St. Louis Post-Dispatch
, Lee Enterprises, announced plans yesterday morning a plan to refinance nearly $1 billion of debt -- only to announce later in the day they were abandoning those plans due to unspecified "market conditions."
We're not really sure what's going on here, beyond the fact that Lee's stock was way down yesterday. (As one financial website reports, Lee had one of the worst-performing low-priced stocks yesterday
, with prices down 9.9 percent.) And that may have something to do with a quarterly report from the company, also issued yesterday, that showed a further drop in revenue -- Lee is down 3.8 percent overall, compared to this time last year.
Thanks in part to the timing of the Easter holiday, but also partly because of low ad revenue, the company lost $1.5 million last quarter.
The good news is that digital ad sales are up 26.3 percent compared to this
point last year. But the bad news is that digital ads simply don't pay
nearly as much as print ones.
That's the hard economic lesson
behind the quarterly earning statement
. The company
reports that -- despite an impressive increase in web-based ad sales and nearly twice as many unique visits to the company's websites, compared to a year before
-- total ad revenue is still down five percent percent this quarter.
quarter, of course, was a drop from the one the year before that. And so
on and so forth, as profits continue to decline in the newspaper
industry's version of the classic figure skating death spiral.
So can we dig any chestnut of good news out of yesterday's news? We're still not sure what the change of heart on the refinancing means in the long term, but we can tell you this: Revenue in Lee's Midwest region is only down 3.3 percent this quarter. It's in the West that the company has real problems -- there, they're down 9.3 percent. We suspect this may have to do the real-estate bubble bursting big-time out west; Lee has papers in a host of California towns, including Hanford, Escondido and Santa Maria, as well as three in Oregon. Based on this report, at least, they appear to be dragging the company down.
And if you're wondering how that possibly counts as good news, hey: It's nice to know St. Louis isn't the problem. Blame the West Coast!

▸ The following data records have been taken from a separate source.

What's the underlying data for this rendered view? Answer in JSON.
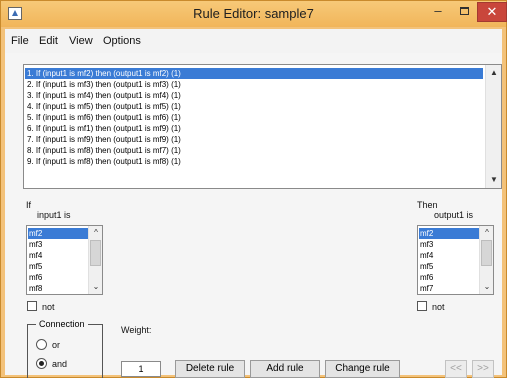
{
  "window": {
    "title": "Rule Editor: sample7",
    "minimize_glyph": "–",
    "close_glyph": "✕"
  },
  "menu": [
    "File",
    "Edit",
    "View",
    "Options"
  ],
  "rules": [
    "1. If (input1 is mf2) then (output1 is mf2) (1)",
    "2. If (input1 is mf3) then (output1 is mf3) (1)",
    "3. If (input1 is mf4) then (output1 is mf4) (1)",
    "4. If (input1 is mf5) then (output1 is mf5) (1)",
    "5. If (input1 is mf6) then (output1 is mf6) (1)",
    "6. If (input1 is mf1) then (output1 is mf9) (1)",
    "7. If (input1 is mf9) then (output1 is mf9) (1)",
    "8. If (input1 is mf8) then (output1 is mf7) (1)",
    "9. If (input1 is mf8) then (output1 is mf8) (1)"
  ],
  "selected_rule": 0,
  "if_panel": {
    "heading": "If",
    "var_label": "input1 is",
    "items": [
      "mf2",
      "mf3",
      "mf4",
      "mf5",
      "mf6",
      "mf8"
    ],
    "selected": 0,
    "not_label": "not"
  },
  "then_panel": {
    "heading": "Then",
    "var_label": "output1 is",
    "items": [
      "mf2",
      "mf3",
      "mf4",
      "mf5",
      "mf6",
      "mf7"
    ],
    "selected": 0,
    "not_label": "not"
  },
  "connection": {
    "title": "Connection",
    "options": [
      "or",
      "and"
    ],
    "selected": "and"
  },
  "weight": {
    "label": "Weight:",
    "value": "1"
  },
  "buttons": {
    "delete": "Delete rule",
    "add": "Add rule",
    "change": "Change rule",
    "prev": "<<",
    "next": ">>"
  },
  "icons": {
    "scroll_up": "chevron-up-icon",
    "scroll_down": "chevron-down-icon",
    "app": "matlab-icon"
  }
}
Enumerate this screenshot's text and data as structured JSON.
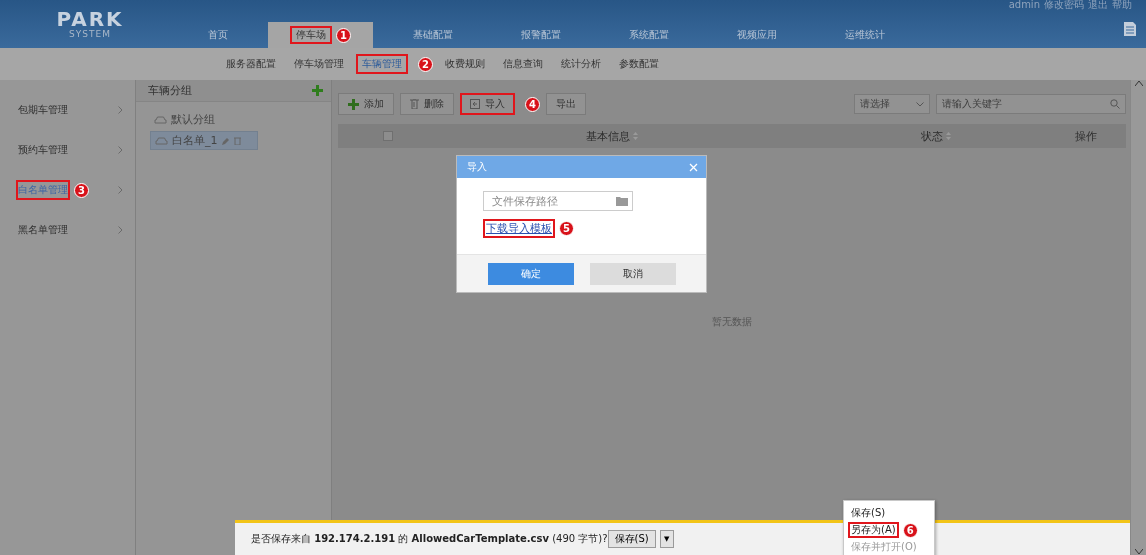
{
  "header": {
    "logo": {
      "title": "PARK",
      "subtitle": "SYSTEM"
    },
    "nav": [
      {
        "label": "首页",
        "selected": false,
        "highlighted": false
      },
      {
        "label": "停车场",
        "selected": true,
        "highlighted": true,
        "annotation": "1"
      },
      {
        "label": "基础配置",
        "selected": false,
        "highlighted": false
      },
      {
        "label": "报警配置",
        "selected": false,
        "highlighted": false
      },
      {
        "label": "系统配置",
        "selected": false,
        "highlighted": false
      },
      {
        "label": "视频应用",
        "selected": false,
        "highlighted": false
      },
      {
        "label": "运维统计",
        "selected": false,
        "highlighted": false
      }
    ],
    "user_links": [
      "admin",
      "修改密码",
      "退出",
      "帮助"
    ]
  },
  "subnav": [
    {
      "label": "服务器配置",
      "selected": false,
      "highlighted": false
    },
    {
      "label": "停车场管理",
      "selected": false,
      "highlighted": false
    },
    {
      "label": "车辆管理",
      "selected": true,
      "highlighted": true,
      "annotation": "2"
    },
    {
      "label": "收费规则",
      "selected": false,
      "highlighted": false
    },
    {
      "label": "信息查询",
      "selected": false,
      "highlighted": false
    },
    {
      "label": "统计分析",
      "selected": false,
      "highlighted": false
    },
    {
      "label": "参数配置",
      "selected": false,
      "highlighted": false
    }
  ],
  "sidebar": {
    "items": [
      {
        "label": "包期车管理",
        "selected": false,
        "highlighted": false
      },
      {
        "label": "预约车管理",
        "selected": false,
        "highlighted": false
      },
      {
        "label": "白名单管理",
        "selected": true,
        "highlighted": true,
        "annotation": "3"
      },
      {
        "label": "黑名单管理",
        "selected": false,
        "highlighted": false
      }
    ]
  },
  "groups": {
    "title": "车辆分组",
    "items": [
      {
        "label": "默认分组",
        "selected": false
      },
      {
        "label": "白名单_1",
        "selected": true
      }
    ]
  },
  "toolbar": {
    "buttons": [
      {
        "kind": "add",
        "label": "添加",
        "highlighted": false
      },
      {
        "kind": "delete",
        "label": "删除",
        "highlighted": false
      },
      {
        "kind": "import",
        "label": "导入",
        "highlighted": true,
        "annotation": "4"
      },
      {
        "kind": "export",
        "label": "导出",
        "highlighted": false
      }
    ],
    "select": {
      "placeholder": "请选择"
    },
    "search": {
      "placeholder": "请输入关键字"
    }
  },
  "table": {
    "select_all": {
      "checked": false
    },
    "columns": [
      "基本信息",
      "状态",
      "操作"
    ],
    "empty_text": "暂无数据"
  },
  "dialog": {
    "title": "导入",
    "field": {
      "placeholder": "文件保存路径"
    },
    "link": {
      "label": "下载导入模板",
      "highlighted": true,
      "annotation": "5"
    },
    "buttons": [
      {
        "label": "确定",
        "kind": "primary"
      },
      {
        "label": "取消",
        "kind": "secondary"
      }
    ]
  },
  "download_bar": {
    "message": "是否保存来自 **192.174.2.191** 的 **AllowedCarTemplate.csv** (490 字节)?",
    "button": "保存(S)",
    "arrow": "▼"
  },
  "context_menu": {
    "items": [
      {
        "label": "保存(S)",
        "disabled": false,
        "highlighted": false
      },
      {
        "label": "另存为(A)",
        "disabled": false,
        "highlighted": true,
        "annotation": "6"
      },
      {
        "label": "保存并打开(O)",
        "disabled": true,
        "highlighted": false
      }
    ]
  }
}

As for the plans to refinance a bunch of stock: The company's debt payment isn't due until April 2012, so presumably they have plenty of time to find buyers and avoid bankruptcy
. And while the vultures may be rooting against them, we're not.
The parent company of the